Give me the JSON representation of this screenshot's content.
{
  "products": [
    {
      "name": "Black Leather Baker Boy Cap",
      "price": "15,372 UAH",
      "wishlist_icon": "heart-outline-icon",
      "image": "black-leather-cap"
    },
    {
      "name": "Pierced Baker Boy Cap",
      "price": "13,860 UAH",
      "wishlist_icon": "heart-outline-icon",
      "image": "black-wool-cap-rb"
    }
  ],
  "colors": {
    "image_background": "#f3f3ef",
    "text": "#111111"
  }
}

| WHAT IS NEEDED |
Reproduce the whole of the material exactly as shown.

| OUTPUT FOR THIS TASK |
Give me the JSON representation of this screenshot's content.
{
  "products": [
    {
      "name": "Black Leather Baker Boy Cap",
      "price": "15,372 UAH",
      "wishlist_icon": "heart-outline-icon",
      "image": "black-leather-cap"
    },
    {
      "name": "Pierced Baker Boy Cap",
      "price": "13,860 UAH",
      "wishlist_icon": "heart-outline-icon",
      "image": "black-wool-cap-rb"
    }
  ],
  "colors": {
    "image_background": "#f3f3ef",
    "text": "#111111"
  }
}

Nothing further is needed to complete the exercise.